Net Tuesday in San Francisco was lots of fun last night at the funky Balazo 18 Art Gallery in SF's Mission District with great presentations by Ed Batista, of Attention Trust and Seth Sternberg from Meebo. We'll have photos and podcasts from the night up soon.
Mark your calendars for the next Net Tuesday, January 10th (location TBA) and if you aren't in SF, but would like to host a Net Tuesday in your own city, contact our Net Tuesday coordinator, Gina Cardazone at gcardazone (AT) compumentor.org.
In a move with potentially far-reaching implications for the search market, Alexa Internet is opening up its huge web crawler to any programmer who wants paid access to its rich trove of internet data.
Alexa, a subsidiary of Amazon.com that is best known for its traffic rankings, on Monday unveiled Alexa Web Search Platform, a set of online tools for searching, indexing, computing, storing and publishing vast quantities of net data.
I manage a couple of projects in Europe. I work in San Francisco. The organizations in Europe donâ€™t have much money. My organization doesnâ€™t have much money. I had to find a way to communicate with everyone cheaply and easily, so of course I looked to open source solutions. Let me tell you about two I found and how they helped me overcome my communication challenges.
Youâ€™ve heard about it quite a bit recently. EBay bought the company (itâ€™s based in Luxembourg) so buyers and sellers on the EBay site could talk to one another.

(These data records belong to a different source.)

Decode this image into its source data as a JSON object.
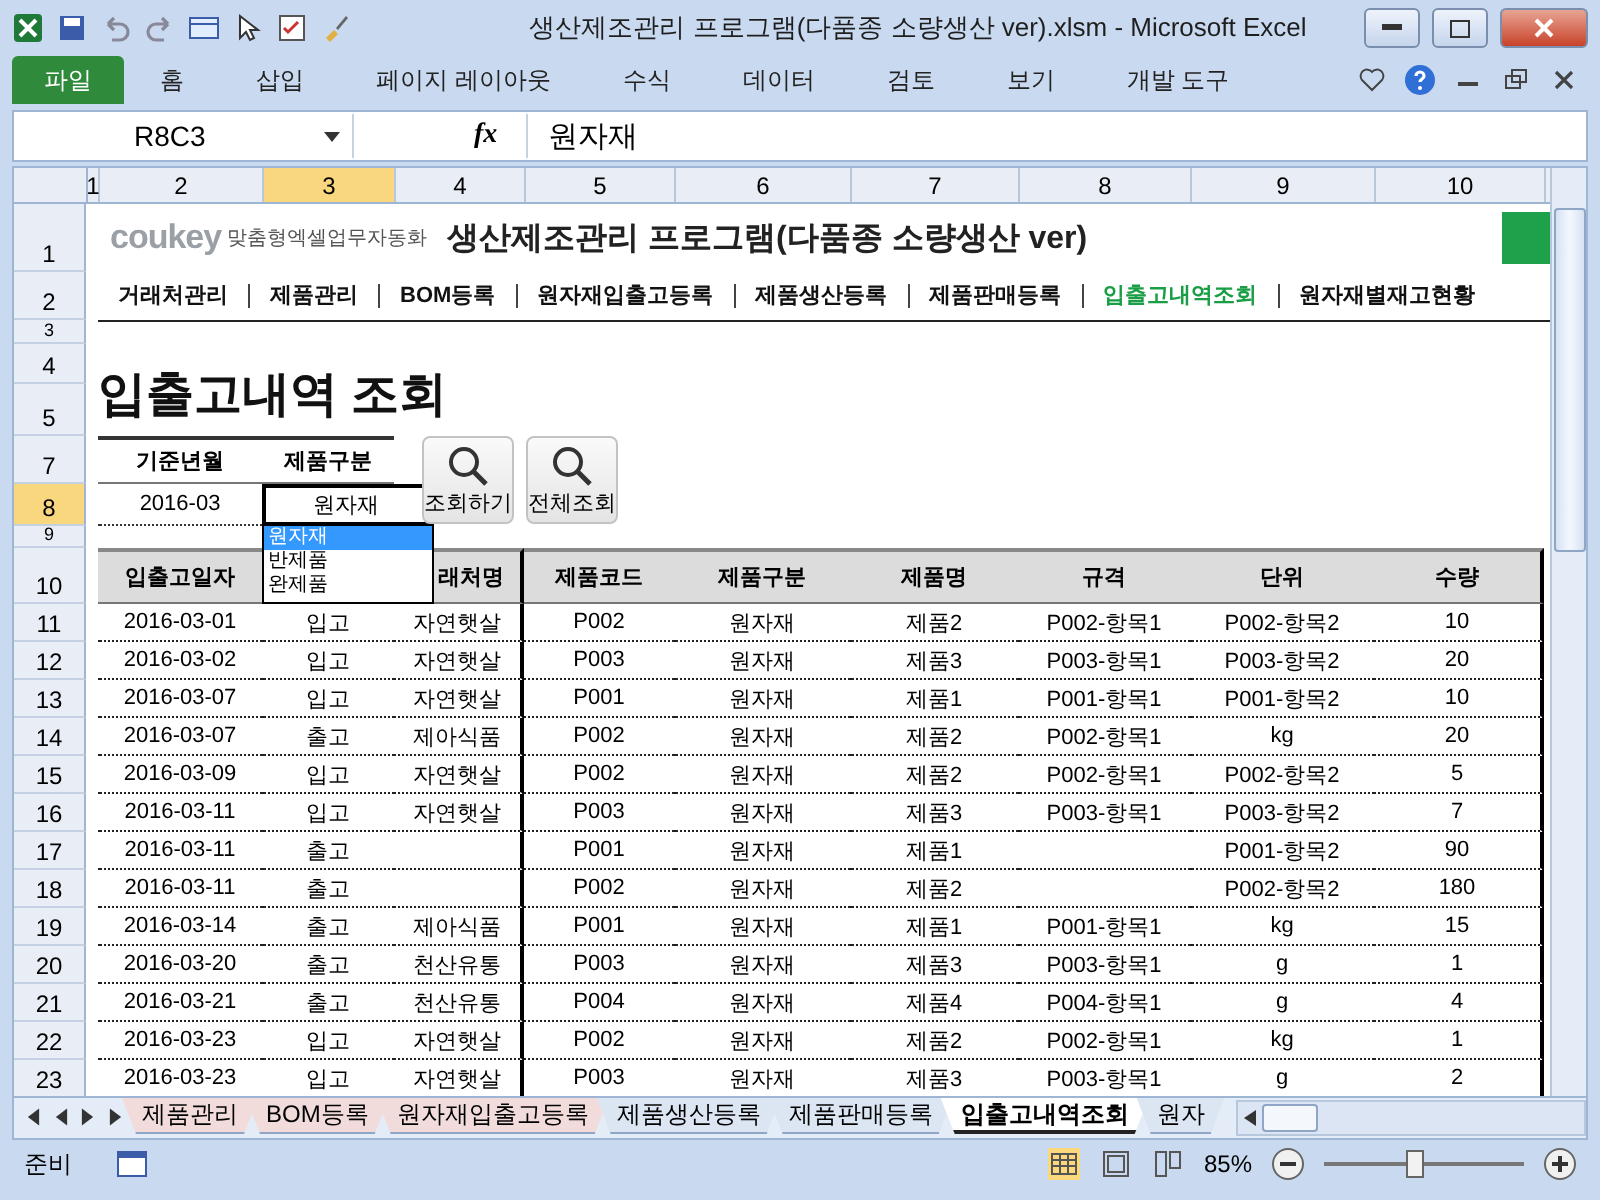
{
  "title_bar": {
    "title": "생산제조관리 프로그램(다품종 소량생산 ver).xlsm  -  Microsoft Excel"
  },
  "ribbon": {
    "file_tab": "파일",
    "tabs": [
      {
        "label": "홈",
        "selected": false
      },
      {
        "label": "삽입",
        "selected": false
      },
      {
        "label": "페이지 레이아웃",
        "selected": false
      },
      {
        "label": "수식",
        "selected": false
      },
      {
        "label": "데이터",
        "selected": false
      },
      {
        "label": "검토",
        "selected": false
      },
      {
        "label": "보기",
        "selected": false
      },
      {
        "label": "개발 도구",
        "selected": false
      }
    ]
  },
  "formula_bar": {
    "name_box": "R8C3",
    "fx": "fx",
    "formula": "원자재"
  },
  "column_headers": [
    {
      "label": "1",
      "selected": false
    },
    {
      "label": "2",
      "selected": false
    },
    {
      "label": "3",
      "selected": true
    },
    {
      "label": "4",
      "selected": false
    },
    {
      "label": "5",
      "selected": false
    },
    {
      "label": "6",
      "selected": false
    },
    {
      "label": "7",
      "selected": false
    },
    {
      "label": "8",
      "selected": false
    },
    {
      "label": "9",
      "selected": false
    },
    {
      "label": "10",
      "selected": false
    }
  ],
  "row_headers": [
    {
      "label": "1",
      "selected": false
    },
    {
      "label": "2",
      "selected": false
    },
    {
      "label": "3",
      "selected": false
    },
    {
      "label": "4",
      "selected": false
    },
    {
      "label": "5",
      "selected": false
    },
    {
      "label": "7",
      "selected": false
    },
    {
      "label": "8",
      "selected": true
    },
    {
      "label": "9",
      "selected": false
    },
    {
      "label": "10",
      "selected": false
    },
    {
      "label": "11",
      "selected": false
    },
    {
      "label": "12",
      "selected": false
    },
    {
      "label": "13",
      "selected": false
    },
    {
      "label": "14",
      "selected": false
    },
    {
      "label": "15",
      "selected": false
    },
    {
      "label": "16",
      "selected": false
    },
    {
      "label": "17",
      "selected": false
    },
    {
      "label": "18",
      "selected": false
    },
    {
      "label": "19",
      "selected": false
    },
    {
      "label": "20",
      "selected": false
    },
    {
      "label": "21",
      "selected": false
    },
    {
      "label": "22",
      "selected": false
    },
    {
      "label": "23",
      "selected": false
    }
  ],
  "sheet": {
    "brand": "coukey",
    "tagline": "맞춤형엑셀업무자동화",
    "program_title": "생산제조관리 프로그램(다품종 소량생산 ver)",
    "nav": [
      {
        "label": "거래처관리",
        "selected": false
      },
      {
        "label": "제품관리",
        "selected": false
      },
      {
        "label": "BOM등록",
        "selected": false
      },
      {
        "label": "원자재입출고등록",
        "selected": false
      },
      {
        "label": "제품생산등록",
        "selected": false
      },
      {
        "label": "제품판매등록",
        "selected": false
      },
      {
        "label": "입출고내역조회",
        "selected": true
      },
      {
        "label": "원자재별재고현황",
        "selected": false
      }
    ],
    "page_title": "입출고내역 조회",
    "filter": {
      "year_month_label": "기준년월",
      "product_type_label": "제품구분",
      "year_month": "2016-03",
      "product_type": "원자재"
    },
    "dropdown_options": [
      {
        "label": "원자재",
        "selected": true
      },
      {
        "label": "반제품",
        "selected": false
      },
      {
        "label": "완제품",
        "selected": false
      }
    ],
    "buttons": [
      "조회하기",
      "전체조회"
    ],
    "table": {
      "columns": [
        "입출고일자",
        null,
        "래처명",
        "제품코드",
        "제품구분",
        "제품명",
        "규격",
        "단위",
        "수량"
      ],
      "rows": [
        {
          "date": "2016-03-01",
          "type": "입고",
          "partner": "자연햇살",
          "code": "P002",
          "category": "원자재",
          "name": "제품2",
          "spec": "P002-항목1",
          "unit": "P002-항목2",
          "qty": "10"
        },
        {
          "date": "2016-03-02",
          "type": "입고",
          "partner": "자연햇살",
          "code": "P003",
          "category": "원자재",
          "name": "제품3",
          "spec": "P003-항목1",
          "unit": "P003-항목2",
          "qty": "20"
        },
        {
          "date": "2016-03-07",
          "type": "입고",
          "partner": "자연햇살",
          "code": "P001",
          "category": "원자재",
          "name": "제품1",
          "spec": "P001-항목1",
          "unit": "P001-항목2",
          "qty": "10"
        },
        {
          "date": "2016-03-07",
          "type": "출고",
          "partner": "제아식품",
          "code": "P002",
          "category": "원자재",
          "name": "제품2",
          "spec": "P002-항목1",
          "unit": "kg",
          "qty": "20"
        },
        {
          "date": "2016-03-09",
          "type": "입고",
          "partner": "자연햇살",
          "code": "P002",
          "category": "원자재",
          "name": "제품2",
          "spec": "P002-항목1",
          "unit": "P002-항목2",
          "qty": "5"
        },
        {
          "date": "2016-03-11",
          "type": "입고",
          "partner": "자연햇살",
          "code": "P003",
          "category": "원자재",
          "name": "제품3",
          "spec": "P003-항목1",
          "unit": "P003-항목2",
          "qty": "7"
        },
        {
          "date": "2016-03-11",
          "type": "출고",
          "code": "P001",
          "category": "원자재",
          "name": "제품1",
          "unit": "P001-항목2",
          "qty": "90"
        },
        {
          "date": "2016-03-11",
          "type": "출고",
          "code": "P002",
          "category": "원자재",
          "name": "제품2",
          "unit": "P002-항목2",
          "qty": "180"
        },
        {
          "date": "2016-03-14",
          "type": "출고",
          "partner": "제아식품",
          "code": "P001",
          "category": "원자재",
          "name": "제품1",
          "spec": "P001-항목1",
          "unit": "kg",
          "qty": "15"
        },
        {
          "date": "2016-03-20",
          "type": "출고",
          "partner": "천산유통",
          "code": "P003",
          "category": "원자재",
          "name": "제품3",
          "spec": "P003-항목1",
          "unit": "g",
          "qty": "1"
        },
        {
          "date": "2016-03-21",
          "type": "출고",
          "partner": "천산유통",
          "code": "P004",
          "category": "원자재",
          "name": "제품4",
          "spec": "P004-항목1",
          "unit": "g",
          "qty": "4"
        },
        {
          "date": "2016-03-23",
          "type": "입고",
          "partner": "자연햇살",
          "code": "P002",
          "category": "원자재",
          "name": "제품2",
          "spec": "P002-항목1",
          "unit": "kg",
          "qty": "1"
        },
        {
          "date": "2016-03-23",
          "type": "입고",
          "partner": "자연햇살",
          "code": "P003",
          "category": "원자재",
          "name": "제품3",
          "spec": "P003-항목1",
          "unit": "g",
          "qty": "2"
        }
      ]
    }
  },
  "sheet_tabs": [
    {
      "label": "제품관리",
      "selected": false,
      "color": "#f2dcdb"
    },
    {
      "label": "BOM등록",
      "selected": false,
      "color": "#f2dcdb"
    },
    {
      "label": "원자재입출고등록",
      "selected": false,
      "color": "#f2dcdb"
    },
    {
      "label": "제품생산등록",
      "selected": false,
      "color": "#dce6f2"
    },
    {
      "label": "제품판매등록",
      "selected": false,
      "color": "#dce6f2"
    },
    {
      "label": "입출고내역조회",
      "selected": true,
      "color": "#ffffff"
    },
    {
      "label": "원자",
      "selected": false,
      "color": "#dce6f2"
    }
  ],
  "status_bar": {
    "ready": "준비",
    "zoom": "85%",
    "zoom_slider": {
      "level": 0.45
    }
  }
}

I didnâ€™t have to buy the company, though, I just showed up at http://www.skype.com and downloaded their (then) Beta version, and I was ready to go. Here are the features that sold me on Skype.

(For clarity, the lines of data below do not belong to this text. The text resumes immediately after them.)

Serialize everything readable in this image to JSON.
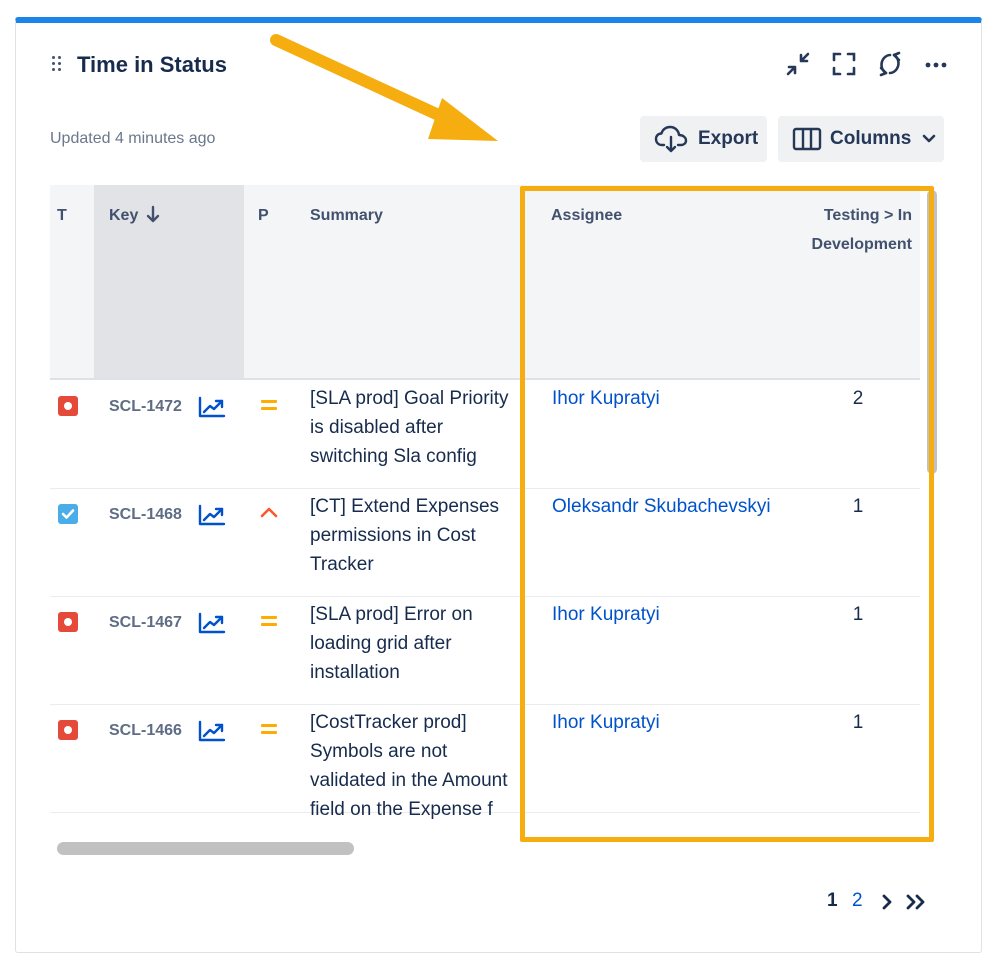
{
  "widget": {
    "title": "Time in Status",
    "updated": "Updated 4 minutes ago",
    "accent_color": "#1b84e9",
    "header_icons": [
      "collapse-icon",
      "fullscreen-icon",
      "refresh-icon",
      "more-icon"
    ]
  },
  "toolbar": {
    "export_label": "Export",
    "columns_label": "Columns"
  },
  "table": {
    "columns": [
      "T",
      "Key",
      "P",
      "Summary",
      "Assignee",
      "Testing > In Development"
    ],
    "key_sort": "descending",
    "rows": [
      {
        "type": "bug",
        "key": "SCL-1472",
        "priority": "medium",
        "summary": "[SLA prod] Goal Priority is disabled after switching Sla config",
        "assignee": "Ihor Kupratyi",
        "value": "2"
      },
      {
        "type": "task",
        "key": "SCL-1468",
        "priority": "high",
        "summary": "[CT] Extend Expenses permissions in Cost Tracker",
        "assignee": "Oleksandr Skubachevskyi",
        "value": "1"
      },
      {
        "type": "bug",
        "key": "SCL-1467",
        "priority": "medium",
        "summary": "[SLA prod] Error on loading grid after installation",
        "assignee": "Ihor Kupratyi",
        "value": "1"
      },
      {
        "type": "bug",
        "key": "SCL-1466",
        "priority": "medium",
        "summary": "[CostTracker prod] Symbols are not validated in the Amount field on the Expense f",
        "assignee": "Ihor Kupratyi",
        "value": "1"
      }
    ]
  },
  "pagination": {
    "current": "1",
    "next_page": "2"
  },
  "annotation": {
    "highlight_color": "#f5ad0f"
  }
}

BikeTalk Radio is a radio show and podcast about bicycling that's recorded in Davis, CA. The podcast can be listened to anywhere in the world online or by download. Listeners can subscribe to receive new episodes automatically by RSS. Recent topics include mountain biking, winter riding tips and California legislation concerning bikes.
I have had so many folks send in great ideas for other organizations and projects to profile, and here at NetSquared we have some orgs we are interested in seeing up on NetSquared in Action too, so I am including an expanded list from my "OK, 1,000 Case Studies" post of organizations and projects we'd love to have profiled for NetSquared in Action.

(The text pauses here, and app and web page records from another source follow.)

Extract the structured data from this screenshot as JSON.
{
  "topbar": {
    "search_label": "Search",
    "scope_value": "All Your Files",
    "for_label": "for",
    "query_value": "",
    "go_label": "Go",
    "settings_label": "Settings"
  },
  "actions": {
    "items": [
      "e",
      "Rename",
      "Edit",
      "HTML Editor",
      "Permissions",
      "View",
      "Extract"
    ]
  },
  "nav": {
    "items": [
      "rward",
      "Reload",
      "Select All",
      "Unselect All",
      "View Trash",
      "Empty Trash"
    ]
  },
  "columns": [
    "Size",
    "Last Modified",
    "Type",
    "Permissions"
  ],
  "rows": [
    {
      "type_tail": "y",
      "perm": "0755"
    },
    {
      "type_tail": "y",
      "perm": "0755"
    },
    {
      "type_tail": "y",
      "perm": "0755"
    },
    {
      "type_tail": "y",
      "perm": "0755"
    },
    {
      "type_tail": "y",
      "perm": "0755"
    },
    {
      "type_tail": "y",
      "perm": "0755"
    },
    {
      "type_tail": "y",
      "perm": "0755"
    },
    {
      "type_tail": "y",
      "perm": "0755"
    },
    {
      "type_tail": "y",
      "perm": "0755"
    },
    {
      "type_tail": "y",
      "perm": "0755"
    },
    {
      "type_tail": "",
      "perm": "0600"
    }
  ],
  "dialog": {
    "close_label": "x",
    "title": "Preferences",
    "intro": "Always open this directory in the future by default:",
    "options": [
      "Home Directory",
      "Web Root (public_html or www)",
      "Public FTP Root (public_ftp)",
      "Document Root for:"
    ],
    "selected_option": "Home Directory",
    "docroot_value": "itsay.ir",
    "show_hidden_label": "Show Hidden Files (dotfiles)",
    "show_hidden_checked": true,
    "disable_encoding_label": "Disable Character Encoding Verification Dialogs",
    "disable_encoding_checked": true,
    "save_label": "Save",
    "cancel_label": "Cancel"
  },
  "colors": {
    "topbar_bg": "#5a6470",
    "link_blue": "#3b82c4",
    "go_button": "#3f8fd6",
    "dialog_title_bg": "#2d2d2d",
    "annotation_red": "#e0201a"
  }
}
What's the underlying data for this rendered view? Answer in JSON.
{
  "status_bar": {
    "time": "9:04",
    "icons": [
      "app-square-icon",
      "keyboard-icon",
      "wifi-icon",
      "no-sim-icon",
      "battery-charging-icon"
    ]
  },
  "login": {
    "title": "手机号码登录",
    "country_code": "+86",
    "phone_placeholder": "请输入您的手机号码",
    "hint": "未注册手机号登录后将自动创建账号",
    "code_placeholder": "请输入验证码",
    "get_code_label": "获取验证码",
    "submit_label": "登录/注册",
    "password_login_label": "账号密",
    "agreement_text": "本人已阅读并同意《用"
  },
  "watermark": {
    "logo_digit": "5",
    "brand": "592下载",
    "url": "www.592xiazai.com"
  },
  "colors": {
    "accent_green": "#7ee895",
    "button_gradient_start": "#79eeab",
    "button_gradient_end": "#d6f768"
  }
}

Give 'em a click. And if one (or more!) speaks to you, shoot me an email (so I can make note of who you're profiling and your efforts won't be duplicated) and write 'em up. It only takes 15-20 minutes. Just register on the site, log in, go to the "Put Your Voice in the Mix" page, click on "submit your case study" and fill out the form.
One of the issues I am encountering lately is how do I interact with some of the sites which offer me personal blog space? Over at the Digital Divide network I can pull from the blog I maintain with most frequency and not have to craft seperate entries into that system. That seem like a winning approach because, as it is, time is somewhat precious and it's hard enough to create the content I need to create as part of my work life.
In it I encourage people to consider making honor gifts instead of purchasing gifts for loved ones. I'd love to see nonprofits reach out like this with short 1 minute blurbs about what they are doing or how the public can get involved. It's easy to do and can be distributed quickly. The file is just about 1 MB which can even be emailed if needed!
Technology and seniors is topic of the newest blog at the White House Conference on Aging portal. The author, SeniorNet's director Kristin Fabos, recounts her experiences last week in Seoul speaking at the 2005 International Conference for Bridging the Digital Divide. She also paints a picture that's closer to home:
<blockquote>According to the 2004 PEW Internet and American Life Project research, only 25% of adults 65+ have Internet access…Medicare Part D, which goes into effect on January 1, 2006, requires online registration. For something as important as Medicare benefits, to require online registration for a population where only 25% is online…What about the other 75%?</blockquote>